OK, so you like science, maybe even LOVE biology and know you want to transfer to a university as a Biology Major and complete your bachelor's degree. What's next? What does it mean to "be a scientist"? What other job titles or career options are there? How much money do they make?
Check out the Learn How to Become: Biology Degrees and Careers web site for a ton of info.
In general for Biology majors, there are three major career pathways to typically enter. One is a medical practitioner such as a doctor (vet, pharmacist, etc) where a "professional school" is required after completing a bachelor's degree. One is a career in research science, where typically you work at a university as a professor (and also teach), at a private company in Research and Development (drug discovery at a pharmaceutical company), or work for a government agency (the CDC for example as an epidemic investigator). With a bachelor's degree in these areas, you would work as a technician (doing bench or field work). With a master's degree, you will be more involved in the experimental design, but you won't be running a lab where you are in control of the direction of the projects unless you have a Ph. D. The third career pathway is K-12/community college teacher. A teaching credential or master's degree are required for these jobs, respectively.

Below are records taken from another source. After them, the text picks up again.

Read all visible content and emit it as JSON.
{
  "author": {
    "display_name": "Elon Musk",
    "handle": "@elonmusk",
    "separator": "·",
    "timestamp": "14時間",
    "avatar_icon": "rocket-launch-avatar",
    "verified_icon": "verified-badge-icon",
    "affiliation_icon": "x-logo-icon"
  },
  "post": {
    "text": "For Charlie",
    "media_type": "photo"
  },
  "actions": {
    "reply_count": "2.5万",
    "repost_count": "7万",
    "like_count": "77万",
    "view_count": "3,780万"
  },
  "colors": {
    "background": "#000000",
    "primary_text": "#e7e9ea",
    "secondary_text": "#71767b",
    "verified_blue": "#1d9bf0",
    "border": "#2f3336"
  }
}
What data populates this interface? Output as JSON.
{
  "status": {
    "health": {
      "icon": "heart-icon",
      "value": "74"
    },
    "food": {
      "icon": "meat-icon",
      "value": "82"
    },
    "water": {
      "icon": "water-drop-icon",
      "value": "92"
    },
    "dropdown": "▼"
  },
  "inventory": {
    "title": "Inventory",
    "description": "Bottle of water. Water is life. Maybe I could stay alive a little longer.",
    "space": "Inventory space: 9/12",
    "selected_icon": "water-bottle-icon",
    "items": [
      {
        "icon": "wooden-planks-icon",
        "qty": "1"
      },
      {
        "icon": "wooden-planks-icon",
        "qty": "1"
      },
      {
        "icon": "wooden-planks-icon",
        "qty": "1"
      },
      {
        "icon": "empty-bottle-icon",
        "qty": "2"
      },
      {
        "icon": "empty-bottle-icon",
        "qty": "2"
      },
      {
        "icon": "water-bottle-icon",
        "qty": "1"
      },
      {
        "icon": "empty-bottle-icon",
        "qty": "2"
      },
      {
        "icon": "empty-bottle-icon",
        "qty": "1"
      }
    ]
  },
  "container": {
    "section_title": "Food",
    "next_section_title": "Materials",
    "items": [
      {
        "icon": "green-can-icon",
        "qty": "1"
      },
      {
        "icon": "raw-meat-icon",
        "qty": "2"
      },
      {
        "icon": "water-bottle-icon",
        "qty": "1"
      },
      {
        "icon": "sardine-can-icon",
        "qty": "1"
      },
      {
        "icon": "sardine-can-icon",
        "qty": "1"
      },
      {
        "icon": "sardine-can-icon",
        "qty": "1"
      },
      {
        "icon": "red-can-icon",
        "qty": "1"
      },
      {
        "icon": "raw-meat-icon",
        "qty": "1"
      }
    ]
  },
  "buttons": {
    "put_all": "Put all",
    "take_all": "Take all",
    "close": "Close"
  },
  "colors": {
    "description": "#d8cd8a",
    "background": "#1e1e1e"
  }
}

Tons of useful information about any of these options is available at Grossmont's Transfer Center page Pre-Professional Counseling. Scroll all the way down to find documents relevant to various professions and further information on what "graduate school" is all about. Make sure to check the "chart" of recommended courses for pre-med and pre-pharmacy preparation. Also check out the schedule for Workshops and Events, especially when it becomes time to apply to your transfer school.
If you are a biology, chemistry or biochemistry major because you plan to go to medical, dental, pharmacy, veterinary or other professional school (physician's assistant, etc) the information available from the Transfer Center is especially important. Sue McPhatter is the "pre-med" advisor and you should schedule an appointment with her to review your educational plan.
In preparation for applying to graduate school and/or getting a job after you complete your bachelor's degree, you need to start accumulating work experience (in any area), leadership experience, and if possible research experience. If you have never had a job before, volunteer work is also valuable. Become a tutor or teacher's assistant here at Grossmont as soon as possible if you have no work experience at all. Leadership experience can be in any area--club officer, coach for your little sister's soccer team, organizing other volunteers for Surfrider, etc. You can get research experience once you transfer to the university by volunteering (or possibly getting a paid job) in the lab of one of your professors. You can also apply for summer research experience fellowships, or work on a project on campus if any are available. Ask your Grossmont professors what you can do and check out the Internships and Jobs page for links to programs.
Finally, you will need letters of recommendation. Cultivate relationships with your professors so that when the time comes, they know who you are. Go to their office hours, ask to be their TA or helper, join the Science Club, volunteer at an on-campus event, whatever opportunities present themselves.
If you are planning on transferring to UCSD...
If you are planning on transferring to SDSU...
If you are applying to any other university...